FOLK SONGS FOR FAR OUT FOLK was produced by pedal steel guitar pioneer and famed bandleader Alvino Rey and recorded in 1958 during three separate sessions in Hollywood, one for each set of folk songs. Each session also had its own set of musicians, an impressive list of 50s jazz stalwarts hand-picked by Katz. The American songs include jazz guitar great Billy Bean and on piano, Johnny T. Williams, better known nowadays as Hollywood film composer and Oscar mainstay John Williams (Star Wars, Jaws, Schindler's List). The Hebrew sessions featured the flutes and saxophones of Buddy Collette and Paul Horn, Katz's esteemed Los Angeles colleagues from the Chico Hamilton Quintet, and the African songs include appearances by bongo king Jack Costanzo and trumpeters Pete Candoli (alum of the Woody Herman and Stan Kenton bands) and Irving Goodman (brother of Benny).

After Reboot Stereophonic co-founder Josh Kun first heard the original LP a few years ago, the team began searching for Katz. Kun headed south from L.A. to Katz's home in Fullerton for a series of long visits in the fall of 2006. "He is an inspiration as a musician, an intellectual, and a human being," says Kun. "Spending time with Fred, hearing his stories, listening to him play his cello, learning about his life, only made Folk Songs that much more powerful, a true testament to his boundless creativity as an artist. I'm so honored that we're able to make this music available again."

The project is the fifth release by Reboot Stereophonic following the critically acclaimed re-issue of the 1959 Latin-Jewish hybrid, BAGELS AND BONGOS by 92-year-old IRVING FIELDS, GOD IS A MOOG by moog pioneer, Gershon Kingsley, and the JEWFACE collection, the world's first and only anthology of Jewish minstrel songs that took vaudeville stages by storm at the turn of the 20th century. The label is an outgrowth of a fast growing national network called Reboot which engages some of the most talented young creatives in the music, film, television, technology, politics, literature and media realms in the examination of generational changes in identity, community and meaning.

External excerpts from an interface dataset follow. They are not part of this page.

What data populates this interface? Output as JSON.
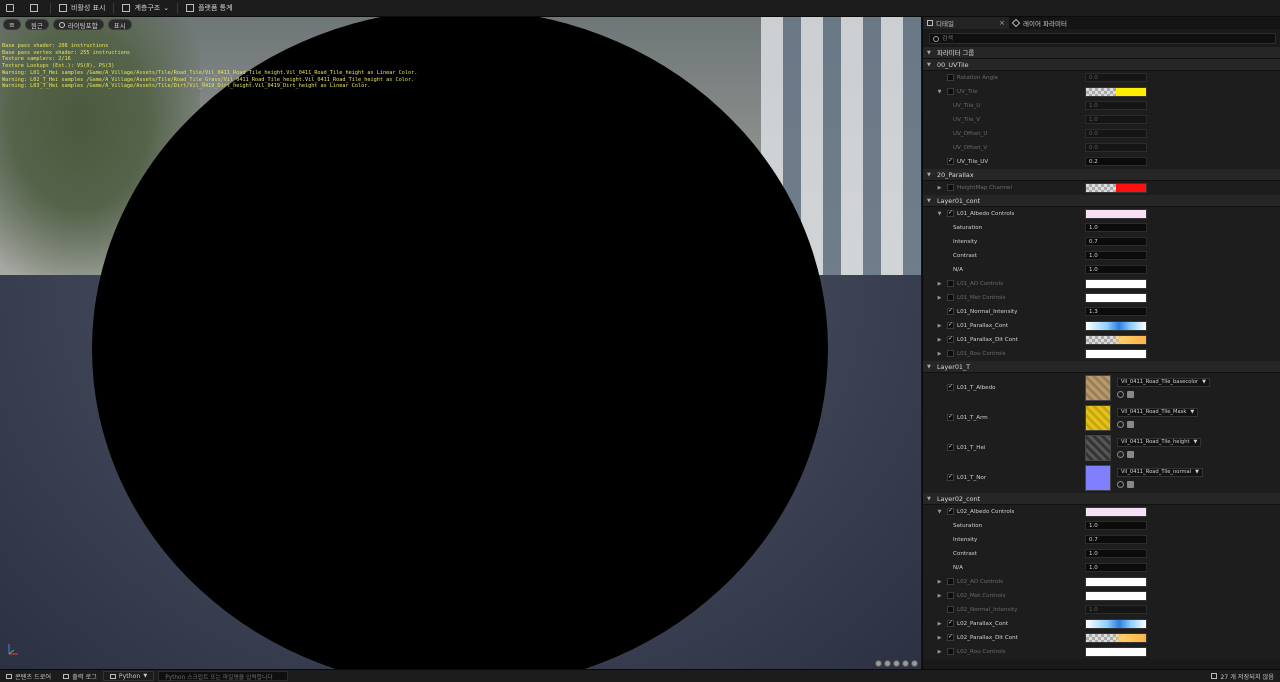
{
  "toolbar": {
    "save_icon": "save-icon",
    "items": [
      {
        "label": "비활성 표시",
        "icon": "hierarchy-icon"
      },
      {
        "label": "계층구조",
        "icon": "layers-icon",
        "dropdown": true
      },
      {
        "label": "플랫폼 통계",
        "icon": "stats-icon"
      }
    ]
  },
  "viewport": {
    "toolbar": {
      "menu_icon": "hamburger-icon",
      "perspective_label": "원근",
      "lit_label": "라이팅포함",
      "show_label": "표시"
    },
    "stats": [
      {
        "text": "Base pass shader: 208 instructions"
      },
      {
        "text": "Base pass vertex shader: 255 instructions"
      },
      {
        "text": "Texture samplers: 2/16"
      },
      {
        "text": "Texture Lookups (Est.): VS(0), PS(3)"
      },
      {
        "text": "Warning: L01_T_Hei samples /Game/A_Village/Assets/Tile/Road_Tile/Vil_0411_Road_Tile_height.Vil_0411_Road_Tile_height as Linear Color."
      },
      {
        "text": "Warning: L02_T_Hei samples /Game/A_Village/Assets/Tile/Road_Tile_Grass/Vil_0411_Road_Tile_height.Vil_0411_Road_Tile_height as Color."
      },
      {
        "text": "Warning: L03_T_Hei samples /Game/A_Village/Assets/Tile/Dirt/Vil_0419_Dirt_height.Vil_0419_Dirt_height as Linear Color."
      }
    ]
  },
  "panel": {
    "tabs": [
      {
        "label": "디테일",
        "close": "×"
      },
      {
        "label": "레이어 파라미터"
      }
    ],
    "search_placeholder": "검색",
    "parameter_group_label": "파라미터 그룹",
    "groups": [
      {
        "name": "00_UVTile",
        "rows": [
          {
            "label": "Rotation Angle",
            "dim": true,
            "checked": false,
            "expand": false,
            "type": "num",
            "value": "0.0",
            "vdim": true
          },
          {
            "label": "UV_Tile",
            "dim": true,
            "checked": false,
            "expand": true,
            "type": "swatch",
            "swatch": "checker-yellow"
          },
          {
            "label": "UV_Tile_U",
            "dim": true,
            "indent": true,
            "type": "num",
            "value": "1.0",
            "vdim": true
          },
          {
            "label": "UV_Tile_V",
            "dim": true,
            "indent": true,
            "type": "num",
            "value": "1.0",
            "vdim": true
          },
          {
            "label": "UV_Offset_U",
            "dim": true,
            "indent": true,
            "type": "num",
            "value": "0.0",
            "vdim": true
          },
          {
            "label": "UV_Offset_V",
            "dim": true,
            "indent": true,
            "type": "num",
            "value": "0.0",
            "vdim": true
          },
          {
            "label": "UV_Tile_UV",
            "checked": true,
            "expand": false,
            "type": "num",
            "value": "0.2"
          }
        ]
      },
      {
        "name": "20_Parallax",
        "rows": [
          {
            "label": "HeightMap Channel",
            "dim": true,
            "checked": false,
            "expand": true,
            "collapsed": true,
            "type": "swatch",
            "swatch": "checker-red"
          }
        ]
      },
      {
        "name": "Layer01_cont",
        "rows": [
          {
            "label": "L01_Albedo Controls",
            "checked": true,
            "expand": true,
            "type": "swatch",
            "swatch": "pink"
          },
          {
            "label": "Saturation",
            "indent": true,
            "type": "num",
            "value": "1.0"
          },
          {
            "label": "Intensity",
            "indent": true,
            "type": "num",
            "value": "0.7"
          },
          {
            "label": "Contrast",
            "indent": true,
            "type": "num",
            "value": "1.0"
          },
          {
            "label": "N/A",
            "indent": true,
            "type": "num",
            "value": "1.0"
          },
          {
            "label": "L01_AO Controls",
            "dim": true,
            "checked": false,
            "expand": true,
            "collapsed": true,
            "type": "swatch",
            "swatch": "white"
          },
          {
            "label": "L01_Met Controls",
            "dim": true,
            "checked": false,
            "expand": true,
            "collapsed": true,
            "type": "swatch",
            "swatch": "white"
          },
          {
            "label": "L01_Normal_Intensity",
            "checked": true,
            "expand": false,
            "type": "num",
            "value": "1.3"
          },
          {
            "label": "L01_Parallax_Cont",
            "checked": true,
            "expand": true,
            "collapsed": true,
            "type": "swatch",
            "swatch": "blue-grad"
          },
          {
            "label": "L01_Parallax_Dit Cont",
            "checked": true,
            "expand": true,
            "collapsed": true,
            "type": "swatch",
            "swatch": "checker-orange"
          },
          {
            "label": "L01_Rou Controls",
            "dim": true,
            "checked": false,
            "expand": true,
            "collapsed": true,
            "type": "swatch",
            "swatch": "white"
          }
        ]
      },
      {
        "name": "Layer01_T",
        "rows": [
          {
            "label": "L01_T_Albedo",
            "checked": true,
            "type": "tex",
            "tex": "albedo",
            "texname": "Vil_0411_Road_Tile_basecolor"
          },
          {
            "label": "L01_T_Arm",
            "checked": true,
            "type": "tex",
            "tex": "arm",
            "texname": "Vil_0411_Road_Tile_Mask"
          },
          {
            "label": "L01_T_Hei",
            "checked": true,
            "type": "tex",
            "tex": "hei",
            "texname": "Vil_0411_Road_Tile_height"
          },
          {
            "label": "L01_T_Nor",
            "checked": true,
            "type": "tex",
            "tex": "nor",
            "texname": "Vil_0411_Road_Tile_normal"
          }
        ]
      },
      {
        "name": "Layer02_cont",
        "rows": [
          {
            "label": "L02_Albedo Controls",
            "checked": true,
            "expand": true,
            "type": "swatch",
            "swatch": "pink"
          },
          {
            "label": "Saturation",
            "indent": true,
            "type": "num",
            "value": "1.0"
          },
          {
            "label": "Intensity",
            "indent": true,
            "type": "num",
            "value": "0.7"
          },
          {
            "label": "Contrast",
            "indent": true,
            "type": "num",
            "value": "1.0"
          },
          {
            "label": "N/A",
            "indent": true,
            "type": "num",
            "value": "1.0"
          },
          {
            "label": "L02_AO Controls",
            "dim": true,
            "checked": false,
            "expand": true,
            "collapsed": true,
            "type": "swatch",
            "swatch": "white"
          },
          {
            "label": "L02_Met Controls",
            "dim": true,
            "checked": false,
            "expand": true,
            "collapsed": true,
            "type": "swatch",
            "swatch": "white"
          },
          {
            "label": "L02_Normal_Intensity",
            "dim": true,
            "checked": false,
            "expand": false,
            "type": "num",
            "value": "1.0",
            "vdim": true
          },
          {
            "label": "L02_Parallax_Cont",
            "checked": true,
            "expand": true,
            "collapsed": true,
            "type": "swatch",
            "swatch": "blue-grad"
          },
          {
            "label": "L02_Parallax_Dit Cont",
            "checked": true,
            "expand": true,
            "collapsed": true,
            "type": "swatch",
            "swatch": "checker-orange"
          },
          {
            "label": "L02_Rou Controls",
            "dim": true,
            "checked": false,
            "expand": true,
            "collapsed": true,
            "type": "swatch",
            "swatch": "white"
          }
        ]
      }
    ]
  },
  "bottombar": {
    "content_drawer": "콘텐츠 드로어",
    "output_log": "출력 로그",
    "cmd_label": "Python",
    "cmd_placeholder": "Python 스크립트 또는 파일명을 입력합니다",
    "status": "27 개 저장되지 않음"
  },
  "colors": {
    "accent": "#e9e35c",
    "panel_bg": "#1a1a1a",
    "viewport_sphere": "#000000"
  }
}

Reboot Stereophonic, which is releasing a series of titles based upon music found in archives and buried in thrift store dustbins, has been developed as a work of passion by an eclectic team of music industry tastemakers, volunteers all, led by Courtney Holt at MTV, David Katznelson at Birdman, USC writer/academic Josh Kun, and Roger Bennett, co-founder of Reboot.